## ASSIGNMENT
Find the string "JSON" in the data, and copy out each line that has it.

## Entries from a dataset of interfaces
--

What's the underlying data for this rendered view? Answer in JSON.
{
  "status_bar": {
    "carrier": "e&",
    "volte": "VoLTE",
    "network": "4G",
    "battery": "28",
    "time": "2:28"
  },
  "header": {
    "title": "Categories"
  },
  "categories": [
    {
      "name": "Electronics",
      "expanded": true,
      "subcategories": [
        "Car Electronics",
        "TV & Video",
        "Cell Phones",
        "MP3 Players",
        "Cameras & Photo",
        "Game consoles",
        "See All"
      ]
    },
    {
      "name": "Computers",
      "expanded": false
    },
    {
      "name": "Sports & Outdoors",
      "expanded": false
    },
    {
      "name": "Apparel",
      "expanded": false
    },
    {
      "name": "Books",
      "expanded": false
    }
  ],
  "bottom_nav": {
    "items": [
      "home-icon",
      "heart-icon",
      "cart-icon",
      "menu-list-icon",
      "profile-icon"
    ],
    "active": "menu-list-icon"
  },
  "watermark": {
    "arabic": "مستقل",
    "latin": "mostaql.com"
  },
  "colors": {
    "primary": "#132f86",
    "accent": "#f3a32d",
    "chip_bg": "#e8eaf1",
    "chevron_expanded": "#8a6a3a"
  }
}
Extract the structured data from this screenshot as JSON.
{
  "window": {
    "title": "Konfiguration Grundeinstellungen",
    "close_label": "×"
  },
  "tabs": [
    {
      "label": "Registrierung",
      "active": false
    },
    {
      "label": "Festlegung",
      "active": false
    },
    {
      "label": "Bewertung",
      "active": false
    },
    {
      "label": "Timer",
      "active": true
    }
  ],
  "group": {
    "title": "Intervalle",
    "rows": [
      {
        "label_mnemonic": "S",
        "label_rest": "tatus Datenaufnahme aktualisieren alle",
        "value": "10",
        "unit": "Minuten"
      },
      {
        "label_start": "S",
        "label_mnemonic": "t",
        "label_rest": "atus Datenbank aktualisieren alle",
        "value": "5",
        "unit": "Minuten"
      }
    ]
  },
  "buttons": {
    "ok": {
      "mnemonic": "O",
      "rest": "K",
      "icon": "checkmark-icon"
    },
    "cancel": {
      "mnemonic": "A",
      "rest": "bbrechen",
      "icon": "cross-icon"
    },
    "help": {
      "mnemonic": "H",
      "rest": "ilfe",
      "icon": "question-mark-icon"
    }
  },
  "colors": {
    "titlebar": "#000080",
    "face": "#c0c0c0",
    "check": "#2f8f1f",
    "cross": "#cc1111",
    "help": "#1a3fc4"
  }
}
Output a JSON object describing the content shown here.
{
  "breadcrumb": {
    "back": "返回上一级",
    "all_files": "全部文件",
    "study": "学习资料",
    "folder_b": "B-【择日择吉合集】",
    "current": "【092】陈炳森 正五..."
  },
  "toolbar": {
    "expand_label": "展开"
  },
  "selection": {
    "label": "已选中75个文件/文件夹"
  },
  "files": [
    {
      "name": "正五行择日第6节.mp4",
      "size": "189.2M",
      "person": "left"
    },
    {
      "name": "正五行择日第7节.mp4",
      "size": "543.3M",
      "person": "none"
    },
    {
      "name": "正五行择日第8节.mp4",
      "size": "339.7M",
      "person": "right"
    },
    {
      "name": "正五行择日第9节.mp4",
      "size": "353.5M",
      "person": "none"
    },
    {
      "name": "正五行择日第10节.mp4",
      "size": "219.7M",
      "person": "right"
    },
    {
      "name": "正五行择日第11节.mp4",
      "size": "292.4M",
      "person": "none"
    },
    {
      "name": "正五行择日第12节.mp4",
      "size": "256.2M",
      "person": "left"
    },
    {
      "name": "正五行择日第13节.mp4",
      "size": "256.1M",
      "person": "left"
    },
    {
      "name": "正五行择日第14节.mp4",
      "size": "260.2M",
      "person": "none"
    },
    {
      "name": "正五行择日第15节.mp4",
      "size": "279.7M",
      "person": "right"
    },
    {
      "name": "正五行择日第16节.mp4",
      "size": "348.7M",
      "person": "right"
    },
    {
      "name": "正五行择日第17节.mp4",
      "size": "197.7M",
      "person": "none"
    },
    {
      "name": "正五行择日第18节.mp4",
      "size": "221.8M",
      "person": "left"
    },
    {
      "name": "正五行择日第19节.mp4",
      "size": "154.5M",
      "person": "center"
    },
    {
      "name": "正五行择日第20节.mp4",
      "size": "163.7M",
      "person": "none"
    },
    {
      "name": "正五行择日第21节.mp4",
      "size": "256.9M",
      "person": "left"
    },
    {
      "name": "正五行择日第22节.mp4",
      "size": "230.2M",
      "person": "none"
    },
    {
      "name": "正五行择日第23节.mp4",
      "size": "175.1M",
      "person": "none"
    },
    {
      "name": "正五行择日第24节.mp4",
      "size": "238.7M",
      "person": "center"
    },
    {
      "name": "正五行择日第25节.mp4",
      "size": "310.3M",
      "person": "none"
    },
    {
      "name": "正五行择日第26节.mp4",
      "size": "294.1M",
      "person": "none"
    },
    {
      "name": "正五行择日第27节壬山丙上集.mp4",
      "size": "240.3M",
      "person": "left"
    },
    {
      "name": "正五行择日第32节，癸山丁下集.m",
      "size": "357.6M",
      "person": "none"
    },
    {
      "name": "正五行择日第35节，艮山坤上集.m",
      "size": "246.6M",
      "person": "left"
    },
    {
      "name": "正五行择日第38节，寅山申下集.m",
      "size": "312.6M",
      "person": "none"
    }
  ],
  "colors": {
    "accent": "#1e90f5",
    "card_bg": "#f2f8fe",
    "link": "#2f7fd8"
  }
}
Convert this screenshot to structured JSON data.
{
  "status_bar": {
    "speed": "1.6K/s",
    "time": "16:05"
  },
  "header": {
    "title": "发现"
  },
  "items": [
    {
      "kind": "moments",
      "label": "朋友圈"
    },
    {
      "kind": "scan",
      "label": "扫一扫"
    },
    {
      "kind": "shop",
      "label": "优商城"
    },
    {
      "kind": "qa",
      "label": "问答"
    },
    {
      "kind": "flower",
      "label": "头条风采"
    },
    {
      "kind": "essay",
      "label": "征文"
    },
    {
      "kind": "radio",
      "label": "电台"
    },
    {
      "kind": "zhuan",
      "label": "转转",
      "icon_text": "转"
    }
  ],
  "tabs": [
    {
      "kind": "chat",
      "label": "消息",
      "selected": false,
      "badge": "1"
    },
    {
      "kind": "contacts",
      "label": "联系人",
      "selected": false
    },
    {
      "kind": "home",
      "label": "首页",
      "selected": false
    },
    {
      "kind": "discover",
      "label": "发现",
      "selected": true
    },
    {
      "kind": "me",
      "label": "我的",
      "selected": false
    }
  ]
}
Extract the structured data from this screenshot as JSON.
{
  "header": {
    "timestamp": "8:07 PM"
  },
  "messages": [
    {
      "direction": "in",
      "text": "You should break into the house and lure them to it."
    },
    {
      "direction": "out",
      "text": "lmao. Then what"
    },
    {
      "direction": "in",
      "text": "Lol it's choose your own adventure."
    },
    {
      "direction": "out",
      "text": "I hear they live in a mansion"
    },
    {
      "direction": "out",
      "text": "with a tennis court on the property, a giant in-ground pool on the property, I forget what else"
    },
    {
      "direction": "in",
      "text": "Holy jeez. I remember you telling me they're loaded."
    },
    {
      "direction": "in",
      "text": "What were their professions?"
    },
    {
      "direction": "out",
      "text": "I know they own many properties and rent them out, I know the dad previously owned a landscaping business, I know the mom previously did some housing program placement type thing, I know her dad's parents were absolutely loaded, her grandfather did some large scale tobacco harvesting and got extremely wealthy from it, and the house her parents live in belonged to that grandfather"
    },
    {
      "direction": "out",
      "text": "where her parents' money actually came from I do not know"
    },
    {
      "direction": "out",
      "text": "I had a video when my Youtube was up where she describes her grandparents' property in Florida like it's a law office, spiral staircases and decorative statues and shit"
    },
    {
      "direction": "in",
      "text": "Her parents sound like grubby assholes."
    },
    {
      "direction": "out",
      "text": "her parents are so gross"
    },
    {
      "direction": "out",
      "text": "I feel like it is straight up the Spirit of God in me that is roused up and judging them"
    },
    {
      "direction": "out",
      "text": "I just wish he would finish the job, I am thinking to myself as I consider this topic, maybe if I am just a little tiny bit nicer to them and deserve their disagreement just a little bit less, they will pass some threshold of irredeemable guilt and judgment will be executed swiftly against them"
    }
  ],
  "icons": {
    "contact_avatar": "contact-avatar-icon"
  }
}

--

## SOLUTION BELOW
What's the underlying data for this rendered view? Answer in JSON.
Extract the structured data from this screenshot as JSON.
Output a JSON object describing the content shown here.
Convert this screenshot to structured JSON data.
Extract the structured data from this screenshot as JSON.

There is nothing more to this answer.